Scottish artist Henry Raeburn’s Portrait of a Woman is a painting I often stop at when I am giving art gallery tours and together with my visitors we try to figure out everything we can about the lovely woman pictured. Who is she? What kind of family does she come from? What is she thinking and feeling? Why did she have her portrait painted?
Floral designer Heather Page created this arrangement as a tribute to Henry Raeburn’s lovely lady. She decided a traditional bouquet would best compliment the classic style of the portrait.
This 1630 painting of St. Cecilia the patron saint of music by Giuseppe Puglia shows a cherub interrupting St. Cecilia’s violin playing and pointing out something in a sheaf of music. Did the beloved saint who inspired so many composers miss a note or play a certain passage with exquisite beauty? Exquisite beauty probably best describes the arrangement of delicate pink roses Saint Cecilia inspired floral designer Mari Loewen to create.
The Farmer’s Daughter is by Prudence Heward a Canadian artist who sometimes exhibited with The Group of Seven. Floral designer Michele Pitre tried to imagine what the girl in the portrait was looking at and decided she might be staring off into a cool forest. So Michele created this natural arrangement complete with birch bark and woodland flowers and grasses.

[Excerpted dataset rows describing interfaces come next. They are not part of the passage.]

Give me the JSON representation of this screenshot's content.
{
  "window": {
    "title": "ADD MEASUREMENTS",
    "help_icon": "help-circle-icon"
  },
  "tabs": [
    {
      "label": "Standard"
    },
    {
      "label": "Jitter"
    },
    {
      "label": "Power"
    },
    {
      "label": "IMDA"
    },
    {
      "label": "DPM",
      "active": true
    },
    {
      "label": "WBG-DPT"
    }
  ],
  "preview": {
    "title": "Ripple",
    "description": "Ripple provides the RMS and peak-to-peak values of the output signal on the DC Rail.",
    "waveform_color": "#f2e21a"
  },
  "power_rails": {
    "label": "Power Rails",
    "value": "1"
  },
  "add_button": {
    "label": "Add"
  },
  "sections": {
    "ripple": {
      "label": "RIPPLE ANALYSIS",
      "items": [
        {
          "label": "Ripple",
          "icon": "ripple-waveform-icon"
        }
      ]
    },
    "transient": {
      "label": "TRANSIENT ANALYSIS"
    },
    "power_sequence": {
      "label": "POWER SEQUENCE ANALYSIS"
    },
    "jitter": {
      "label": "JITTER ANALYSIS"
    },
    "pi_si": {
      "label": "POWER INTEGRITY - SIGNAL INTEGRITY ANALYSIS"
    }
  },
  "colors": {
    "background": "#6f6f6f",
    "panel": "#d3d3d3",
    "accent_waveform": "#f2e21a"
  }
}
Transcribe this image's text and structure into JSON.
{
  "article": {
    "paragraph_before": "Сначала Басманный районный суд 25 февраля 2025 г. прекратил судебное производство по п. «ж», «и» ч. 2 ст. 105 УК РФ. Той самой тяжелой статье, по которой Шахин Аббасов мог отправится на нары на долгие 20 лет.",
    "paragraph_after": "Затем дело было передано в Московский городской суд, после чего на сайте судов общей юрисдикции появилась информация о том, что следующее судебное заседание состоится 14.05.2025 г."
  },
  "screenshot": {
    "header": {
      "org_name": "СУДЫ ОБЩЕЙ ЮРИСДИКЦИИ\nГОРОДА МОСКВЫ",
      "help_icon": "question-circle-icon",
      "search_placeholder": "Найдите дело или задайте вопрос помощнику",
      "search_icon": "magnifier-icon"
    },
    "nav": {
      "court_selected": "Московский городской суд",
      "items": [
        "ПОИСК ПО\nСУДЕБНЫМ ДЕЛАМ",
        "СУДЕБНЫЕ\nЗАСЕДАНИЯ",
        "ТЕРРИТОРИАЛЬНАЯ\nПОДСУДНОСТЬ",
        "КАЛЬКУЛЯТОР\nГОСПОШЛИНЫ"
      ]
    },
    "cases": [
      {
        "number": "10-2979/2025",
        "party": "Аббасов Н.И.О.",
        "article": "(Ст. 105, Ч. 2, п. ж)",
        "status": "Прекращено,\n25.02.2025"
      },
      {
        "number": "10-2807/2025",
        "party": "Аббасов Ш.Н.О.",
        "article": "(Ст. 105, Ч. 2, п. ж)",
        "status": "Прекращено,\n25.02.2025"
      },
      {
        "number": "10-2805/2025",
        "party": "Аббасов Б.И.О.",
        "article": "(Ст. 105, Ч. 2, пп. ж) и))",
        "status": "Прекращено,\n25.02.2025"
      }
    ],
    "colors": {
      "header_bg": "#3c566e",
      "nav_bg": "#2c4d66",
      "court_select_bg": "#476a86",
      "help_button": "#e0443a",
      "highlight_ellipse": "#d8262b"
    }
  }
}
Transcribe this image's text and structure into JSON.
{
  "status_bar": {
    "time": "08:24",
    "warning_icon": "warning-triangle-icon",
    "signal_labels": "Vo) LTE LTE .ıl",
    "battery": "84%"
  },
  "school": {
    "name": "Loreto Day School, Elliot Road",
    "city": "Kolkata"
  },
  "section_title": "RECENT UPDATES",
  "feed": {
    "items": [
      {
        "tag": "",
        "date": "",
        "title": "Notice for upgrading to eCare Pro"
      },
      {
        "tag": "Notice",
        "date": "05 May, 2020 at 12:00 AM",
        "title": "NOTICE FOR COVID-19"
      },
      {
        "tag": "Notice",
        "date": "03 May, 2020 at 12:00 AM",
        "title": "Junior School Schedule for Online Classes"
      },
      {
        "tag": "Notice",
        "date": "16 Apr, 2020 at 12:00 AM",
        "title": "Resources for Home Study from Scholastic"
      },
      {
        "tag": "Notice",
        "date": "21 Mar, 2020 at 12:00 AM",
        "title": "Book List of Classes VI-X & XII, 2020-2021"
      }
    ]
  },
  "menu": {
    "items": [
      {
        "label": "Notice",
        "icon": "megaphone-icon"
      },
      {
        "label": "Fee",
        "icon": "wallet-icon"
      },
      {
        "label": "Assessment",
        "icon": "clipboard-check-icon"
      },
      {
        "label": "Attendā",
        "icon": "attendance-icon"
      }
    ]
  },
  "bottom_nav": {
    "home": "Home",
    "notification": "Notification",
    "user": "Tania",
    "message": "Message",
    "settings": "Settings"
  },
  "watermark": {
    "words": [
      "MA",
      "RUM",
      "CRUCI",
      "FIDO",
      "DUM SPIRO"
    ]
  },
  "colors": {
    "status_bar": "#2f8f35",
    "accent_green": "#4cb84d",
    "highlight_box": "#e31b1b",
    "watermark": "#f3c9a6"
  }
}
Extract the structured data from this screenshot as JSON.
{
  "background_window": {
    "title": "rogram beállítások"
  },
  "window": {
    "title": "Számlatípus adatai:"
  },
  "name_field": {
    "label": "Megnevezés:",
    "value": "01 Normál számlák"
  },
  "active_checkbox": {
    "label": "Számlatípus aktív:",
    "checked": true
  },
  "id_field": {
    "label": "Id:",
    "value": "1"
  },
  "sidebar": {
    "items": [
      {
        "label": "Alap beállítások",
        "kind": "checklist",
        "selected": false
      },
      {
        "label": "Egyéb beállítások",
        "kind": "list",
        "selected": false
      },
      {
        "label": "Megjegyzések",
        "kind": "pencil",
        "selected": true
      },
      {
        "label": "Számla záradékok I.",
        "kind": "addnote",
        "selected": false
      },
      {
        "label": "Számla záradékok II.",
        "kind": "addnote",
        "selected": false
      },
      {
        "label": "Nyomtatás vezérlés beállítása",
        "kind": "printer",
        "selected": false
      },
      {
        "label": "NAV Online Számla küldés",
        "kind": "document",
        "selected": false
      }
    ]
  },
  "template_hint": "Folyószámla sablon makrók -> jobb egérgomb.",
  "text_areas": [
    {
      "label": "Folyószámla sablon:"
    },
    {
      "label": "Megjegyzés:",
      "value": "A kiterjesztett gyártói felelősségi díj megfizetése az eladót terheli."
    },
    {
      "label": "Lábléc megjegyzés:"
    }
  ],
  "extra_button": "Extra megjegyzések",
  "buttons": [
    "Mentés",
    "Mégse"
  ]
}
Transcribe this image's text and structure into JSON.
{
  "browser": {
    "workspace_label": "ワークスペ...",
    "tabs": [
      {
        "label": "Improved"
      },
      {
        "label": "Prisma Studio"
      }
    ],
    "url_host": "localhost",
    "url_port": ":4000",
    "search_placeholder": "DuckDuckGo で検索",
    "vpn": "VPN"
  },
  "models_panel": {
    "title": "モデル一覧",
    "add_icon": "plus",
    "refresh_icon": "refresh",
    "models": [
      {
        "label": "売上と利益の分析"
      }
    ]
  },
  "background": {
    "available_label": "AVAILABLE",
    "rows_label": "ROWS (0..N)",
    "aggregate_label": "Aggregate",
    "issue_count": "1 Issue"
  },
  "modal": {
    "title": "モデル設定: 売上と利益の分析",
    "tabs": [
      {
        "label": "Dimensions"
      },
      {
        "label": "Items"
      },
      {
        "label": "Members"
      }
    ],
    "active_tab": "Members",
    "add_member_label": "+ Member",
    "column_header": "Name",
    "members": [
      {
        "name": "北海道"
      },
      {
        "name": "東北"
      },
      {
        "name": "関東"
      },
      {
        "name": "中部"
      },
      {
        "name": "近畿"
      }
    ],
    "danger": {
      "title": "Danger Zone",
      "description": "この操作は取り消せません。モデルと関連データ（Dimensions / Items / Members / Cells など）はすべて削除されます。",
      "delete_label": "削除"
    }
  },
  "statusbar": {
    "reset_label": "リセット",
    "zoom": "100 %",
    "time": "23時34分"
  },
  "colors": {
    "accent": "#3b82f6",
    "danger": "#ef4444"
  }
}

Daphne Odjig’s Friends Rejoicing is a recent gallery acquisition and I love its vibrant, joyful colors. The happy women in the painting are celebrating the birth of a child. Floral interpreters Paul Jordan and Jordan Maegher are both in management positions at The Forks in Winnipeg. The Forks is a place of friendship, connection and the bright diversity of the prairies. They felt Daphne Odjig’s painting reflected those values as well.
I was delighted to discover this floral arrangement by Bernice Klassen. Bernice and I attended the same church for many years and our sons were the same age. Bernice was drawn to the orange hues in Ivan Eyre’s Women and Interior because orange is the color of courage. Elements in Bernice’s bold arrangement also echo the vase of flowers in the painting. One of my favorite combinations was this arrangement by floral designer Dorothy Vannan created for English artist Dorothea Sharp’s impressionist work In the Orchard that features a woman picking fruit.
The weather is going to be cold and wintry this weekend but you can escape at the Winnipeg Art Gallery. There’s coffee in the lobby to warm your body and in the galleries you will find lots of lovely flowers and beautiful art to warm your soul.